Simple Password Generator

As a part of my weekly coding challenges I decided to create simple password generating program that allows an user to create strong and unique passwords depending on the wanted legth. It's great way to improve your programming skills and problem solving. Let's see how it works!

Web for Pentester

Today we're going to continue our journey through the word of web application security - more accurately XSS exercises from PentesterLab. It's great way to practice what we have learned so far and also - good challenge. Let's jump into the first one!

Distributed Denial of Service Attack

Denial of Service attacks (DOS) are one of the simplest ways to paralylze network infrastructure of the victim. Although many attacks are connected with destroying data or stealing credentials (or any kind of sensitive information), DOS attacks can cause equally big financial loss. Properly prepared, in particular Distributed Denial of Service, can cause catastrophic harm to the victim company. In addition - even though they are one of the earliest kinds of network attacks - they are getting more and more sophisticated and harder to prevent.

Cross Site Scripting

Cross Site Scripting (XSS) is a name of one of the most common vulnerability in web applications. It's third in the list of the newest OWASP Top Ten document so it's essential to know how it works.

Browsers diplay the content of a website using a mix of HTML (HyperText Markup Language which is a core of a webpage) and JavaScript responsible for making things run in response of events (like clicking a button). Of course there are other essential elements like CSS to style the webpage but in order to perform a XSS attack we will only need HTML and Javascript.

Essence of XSS attack is to inject some malicous code (for example Javascript or other scripting language that can be opened in a browser) into the browser of client using vulnerable web application. That way, an attacker has an ability to execute any malicious code in victim's browser.

But why is it so powerul? Let's consider this example: You're running some simple WordPress website with small audience. As you don't want spammers to make comments under your posts, you enable the option to only publish comments allowed by yourself. In the meantime some malicous hacker wanted to destroy your webpage (who knows why but there are still people like that). He firstly tests if you really have to allow comments, and then injects into the comment box malicious JavaScript code that will steal cookies and send them to him.
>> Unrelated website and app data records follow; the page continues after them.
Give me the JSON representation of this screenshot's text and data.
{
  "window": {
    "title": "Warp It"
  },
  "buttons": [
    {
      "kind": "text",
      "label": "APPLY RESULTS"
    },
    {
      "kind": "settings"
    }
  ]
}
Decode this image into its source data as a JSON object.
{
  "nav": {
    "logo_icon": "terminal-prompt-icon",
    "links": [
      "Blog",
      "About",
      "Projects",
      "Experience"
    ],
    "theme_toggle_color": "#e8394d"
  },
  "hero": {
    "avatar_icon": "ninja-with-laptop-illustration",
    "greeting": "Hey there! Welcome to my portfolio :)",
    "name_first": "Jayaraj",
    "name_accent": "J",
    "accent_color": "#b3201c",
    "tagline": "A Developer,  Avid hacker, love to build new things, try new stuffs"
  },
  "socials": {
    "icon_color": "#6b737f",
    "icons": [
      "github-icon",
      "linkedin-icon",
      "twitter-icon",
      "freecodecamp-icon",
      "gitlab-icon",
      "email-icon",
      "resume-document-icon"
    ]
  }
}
Now as you've got a notification that someone published a new comment, you open the WordPress admin page to see what someone has written. In the moment you view this comment, this malicous code steals your admin cookie and sends it to the attacker. Few hours later your site has been pawned.

Powefull, right? But enough story time for today, let's jump into some technical details.